Memorial Day 2018
Thank you Mr. Supervisor, elected officials, and honored guests. Allow me to extend special thanks to my fellow Veterans and Servicemembers.
I have been afforded the privilege of addressing you before on Memorial Day in remembrance of my fellow Soldiers, Sailors, Airmen and Marines who have fallen in battle and whose memory we consecrate today. Repetition makes the exercise no easier. It is a solemn duty to mark the supreme sacrifice made by young men and women – and the eternal grief borne by their families.
We are now in the 17th year of the “most constant generation’s” war. Since 2001, the defenders of freedom have been continuously deployed in bleak places facing despots and malefactors, or making ready for such deployments.
Our most recent war began with an attack on civilian workers doing nothing more than trying to earn a living for their families. That attack on our own homeland in New York City, Washington DC, and rural Pennsylvania led to more than 3000 deaths- one of whom was LTC William “Bill” Pohlman. Bill was a lawyer working at the World Trade Center. He was also a reserve Soldier who interviewed me to enter the Army. He was assigned to a unit that, a generation later, I am now honored to Command.
Since that day, many great Americans have come forward to stand for the noble experiment, which is America. And, some have fallen. All in hopes to further, defend, and preserve the proposition that there can be a nation conceived in liberty and where all people are created equal- where all people are free to think and act in accordance with their conscience- where there is justice and equity under the law for all.
From my own unit- superior Americans like SPC Harley Andrews, SPC John Wood, SSG Lawrence Parish, CPL Stephen Shannon, SGT Ross Clevenger, SGT James Holtom, PFC Raymond Werner, SSG Coby Schwab, SPC Kelly Grothe, SFC Anthony Wasielewski, SPC Eric Smallwood, SPC Doron Chan, SGT Catalin Dima and many others throughout our Services have died believing in a future for America.

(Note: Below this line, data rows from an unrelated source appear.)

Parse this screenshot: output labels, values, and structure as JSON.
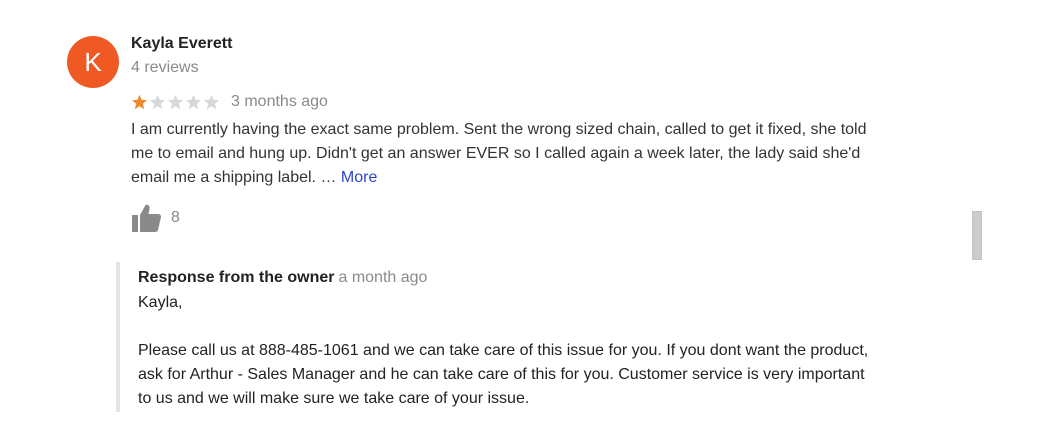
{
  "review": {
    "avatar_letter": "K",
    "avatar_color": "#ef5a24",
    "reviewer_name": "Kayla Everett",
    "review_count": "4 reviews",
    "rating": 1,
    "max_rating": 5,
    "star_filled_color": "#ef8a2e",
    "star_empty_color": "#d8d8d8",
    "date": "3 months ago",
    "text": "I am currently having the exact same problem. Sent the wrong sized chain, called to get it fixed,  she told\nme to email and hung up.  Didn't get an answer EVER so I called again a week later, the lady said she'd\nemail me a shipping label. … ",
    "more_label": "More",
    "like_icon": "thumbs-up-icon",
    "like_count": "8"
  },
  "owner_response": {
    "title": "Response from the owner",
    "date": "a month ago",
    "text": "Kayla,\n\nPlease call us at 888-485-1061 and we can take care of this issue for you. If you dont want the product,\nask for Arthur - Sales Manager and he can take care of this for you. Customer service is very important\nto us and we will make sure we take care of your issue."
  }
}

They believed that the ideal of our nation as the shining city on the hill is a reality. They lived and died believing YOU are that reality. They lived and died knowing that America is not simply some abstract idea in government, but rather the compilation of the people within it and the values they hold. The nation is the sum of the intentions of its people- You are America.

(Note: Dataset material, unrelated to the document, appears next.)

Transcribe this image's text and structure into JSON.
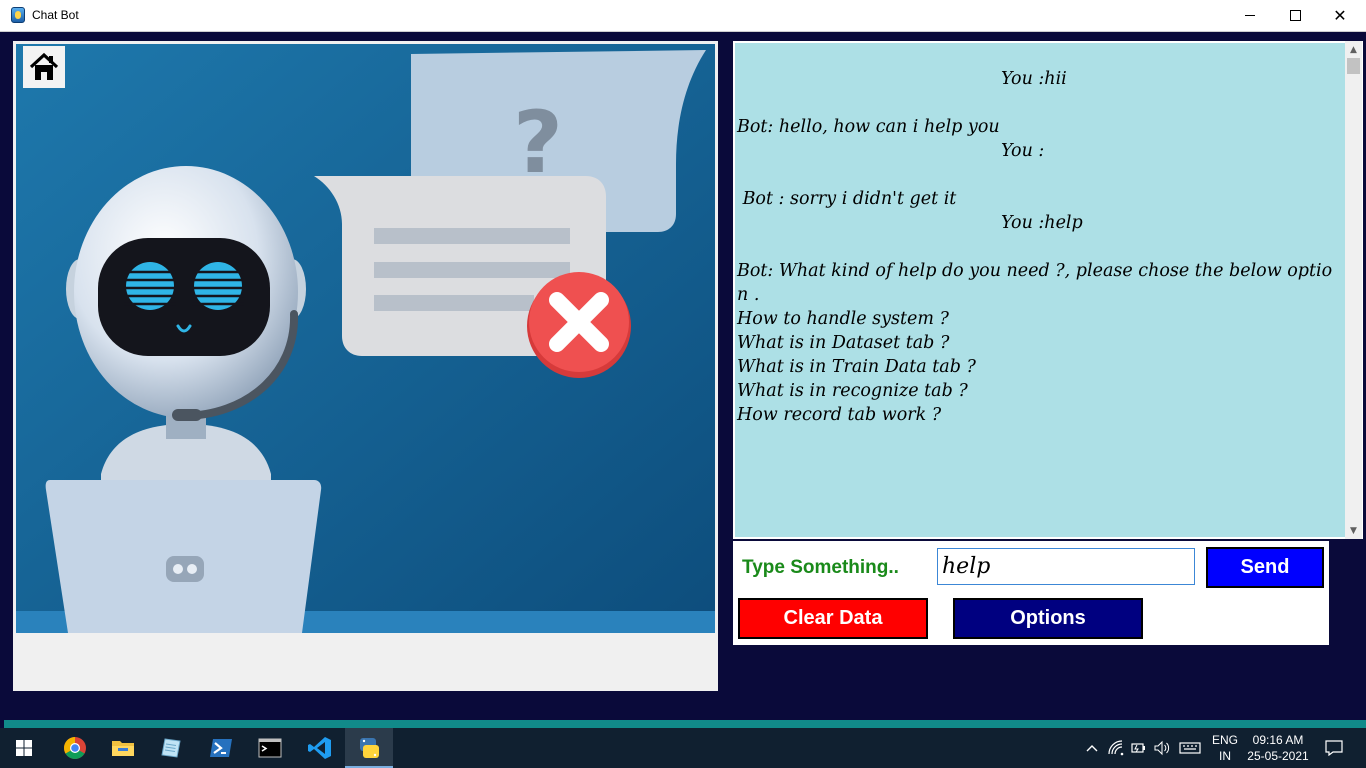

All thoughtful and honest Americans lament war and no one of good faith seeks it. Yet, as it has for the last generation, war comes to us, brought by malicious, short- sighted and usually power-hungry tyrants or nihilistic terror mongers.
Evil cannot be appeased and must be defeated. Zealotry and predation cannot be bargained with and must be destroyed.
Defenders of freedom in this country voluntarily step forward and agree to accept all of the risks attendant upon facing down those who murder our fellow citizens, seek to enslave our children, and fracture our way of life. It is not thirst for fighting which compels this self-less act, but a mature assessment that this is the right thing to do and the cost which must be paid if the experiment in liberty is to endure. Some are wounded and some die- It is true that tyranny, like hell is not easily conquered, and as Thomas Paine has said, such a celestial article as freedom is dearly bought.
And, yet men and women from all walks of our nation’s life steel themselves to the courage of their convictions and continue to meet unspeakable horrors nobly advancing the cause of freedom- protecting things which we take for granted everyday- Freedom from want, freedom of expression, freedom to worship as we see fit, and freedom from fear.
The enormity of the sacrifice made by Servicemembers in defense of our country caused a spontaneous movement in which people decorated the graves of fallen Soldiers at a time just after the Civil War. That self-motivated civic act of respect (and mourning) continued unabated and was eventually made into a National Day of Remembrance for our fallen brothers and sisters. The public and community act of honoring the fallen is important- more than just to remember them and to comfort their families in knowing they are not forgotten. It is important to validate the lives foregone so that we may commit to ourselves in this moment to bring the light to dark places- This public commitment to honor the fallen is our reminder to seek the higher path. To question ourselves and evaluate what we are doing with the gift given to us?
I have asked, in this place before, that we bring our honored dead to life by validating their sacrifice, by living the values imbued to us in freedom, justice and liberty, and manifesting the optimistic and selfless spirit of those heroes who have given their all for us.
I would now put forth the challenge- are we worthy of the sacrifice? Do we make each day the conscious effort to better our society- our homes- our community- our nation? Are we striving to be, each day, the people those who died for us believe we can and should be?
If called to account what would your answer be?